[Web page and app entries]
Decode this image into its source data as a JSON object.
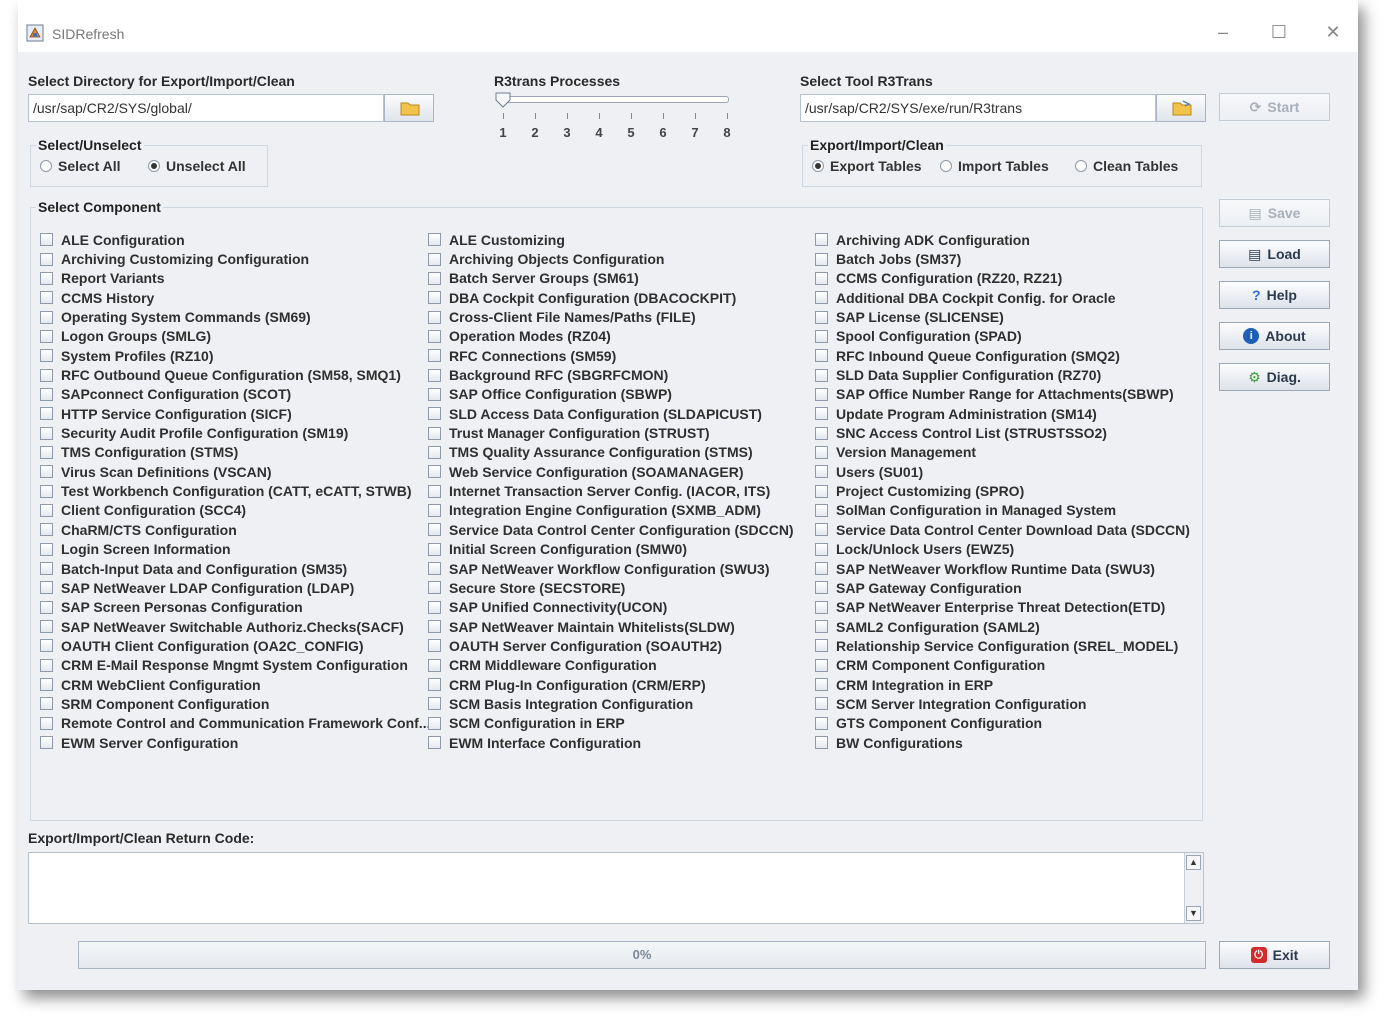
{
  "window": {
    "title": "SIDRefresh"
  },
  "directory": {
    "label": "Select Directory for Export/Import/Clean",
    "value": "/usr/sap/CR2/SYS/global/"
  },
  "r3trans_processes": {
    "label": "R3trans Processes",
    "ticks": [
      "1",
      "2",
      "3",
      "4",
      "5",
      "6",
      "7",
      "8"
    ],
    "selected": 1
  },
  "tool": {
    "label": "Select Tool R3Trans",
    "value": "/usr/sap/CR2/SYS/exe/run/R3trans"
  },
  "select_unselect": {
    "title": "Select/Unselect",
    "select_all": "Select All",
    "unselect_all": "Unselect All",
    "selected": "unselect_all"
  },
  "mode": {
    "title": "Export/Import/Clean",
    "export": "Export Tables",
    "import": "Import Tables",
    "clean": "Clean Tables",
    "selected": "export"
  },
  "buttons": {
    "start": "Start",
    "save": "Save",
    "load": "Load",
    "help": "Help",
    "about": "About",
    "diag": "Diag.",
    "exit": "Exit"
  },
  "component": {
    "title": "Select Component",
    "columns": [
      [
        "ALE Configuration",
        "Archiving Customizing Configuration",
        "Report Variants",
        "CCMS History",
        "Operating System Commands (SM69)",
        "Logon Groups (SMLG)",
        "System Profiles (RZ10)",
        "RFC Outbound Queue Configuration (SM58, SMQ1)",
        "SAPconnect Configuration (SCOT)",
        "HTTP Service Configuration (SICF)",
        "Security Audit Profile Configuration (SM19)",
        "TMS Configuration (STMS)",
        "Virus Scan Definitions (VSCAN)",
        "Test Workbench Configuration (CATT, eCATT, STWB)",
        "Client Configuration (SCC4)",
        "ChaRM/CTS Configuration",
        "Login Screen Information",
        "Batch-Input Data and Configuration (SM35)",
        "SAP NetWeaver LDAP Configuration (LDAP)",
        "SAP Screen Personas Configuration",
        "SAP NetWeaver Switchable Authoriz.Checks(SACF)",
        "OAUTH Client Configuration (OA2C_CONFIG)",
        "CRM E-Mail Response Mngmt System Configuration",
        "CRM WebClient Configuration",
        "SRM Component Configuration",
        "Remote Control and Communication Framework Conf...",
        "EWM Server Configuration"
      ],
      [
        "ALE Customizing",
        "Archiving Objects Configuration",
        "Batch Server Groups (SM61)",
        "DBA Cockpit Configuration (DBACOCKPIT)",
        "Cross-Client File Names/Paths (FILE)",
        "Operation Modes (RZ04)",
        "RFC Connections (SM59)",
        "Background RFC (SBGRFCMON)",
        "SAP Office Configuration (SBWP)",
        "SLD Access Data Configuration (SLDAPICUST)",
        "Trust Manager Configuration (STRUST)",
        "TMS Quality Assurance Configuration (STMS)",
        "Web Service Configuration (SOAMANAGER)",
        "Internet Transaction Server Config. (IACOR, ITS)",
        "Integration Engine Configuration (SXMB_ADM)",
        "Service Data Control Center Configuration (SDCCN)",
        "Initial Screen Configuration (SMW0)",
        "SAP NetWeaver Workflow Configuration (SWU3)",
        "Secure Store (SECSTORE)",
        "SAP Unified Connectivity(UCON)",
        "SAP NetWeaver Maintain Whitelists(SLDW)",
        "OAUTH Server Configuration (SOAUTH2)",
        "CRM Middleware Configuration",
        "CRM Plug-In Configuration (CRM/ERP)",
        "SCM Basis Integration Configuration",
        "SCM Configuration in ERP",
        "EWM Interface Configuration"
      ],
      [
        "Archiving ADK Configuration",
        "Batch Jobs (SM37)",
        "CCMS Configuration (RZ20, RZ21)",
        "Additional DBA Cockpit Config. for Oracle",
        "SAP License (SLICENSE)",
        "Spool Configuration (SPAD)",
        "RFC Inbound Queue Configuration (SMQ2)",
        "SLD Data Supplier Configuration (RZ70)",
        "SAP Office Number Range for Attachments(SBWP)",
        "Update Program Administration (SM14)",
        "SNC Access Control List (STRUSTSSO2)",
        "Version Management",
        "Users (SU01)",
        "Project Customizing (SPRO)",
        "SolMan Configuration in Managed System",
        "Service Data Control Center Download Data (SDCCN)",
        "Lock/Unlock Users (EWZ5)",
        "SAP NetWeaver Workflow Runtime Data (SWU3)",
        "SAP Gateway Configuration",
        "SAP NetWeaver Enterprise Threat Detection(ETD)",
        "SAML2 Configuration (SAML2)",
        "Relationship Service Configuration (SREL_MODEL)",
        "CRM Component Configuration",
        "CRM Integration in ERP",
        "SCM Server Integration Configuration",
        "GTS Component Configuration",
        "BW Configurations"
      ]
    ]
  },
  "return_code": {
    "label": "Export/Import/Clean Return Code:",
    "value": ""
  },
  "progress": {
    "text": "0%",
    "value": 0
  }
}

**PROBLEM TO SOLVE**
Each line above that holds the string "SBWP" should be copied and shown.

**EXERCISE RESPONSE**
        "SAP Office Configuration (SBWP)",
        "SAP Office Number Range for Attachments(SBWP)",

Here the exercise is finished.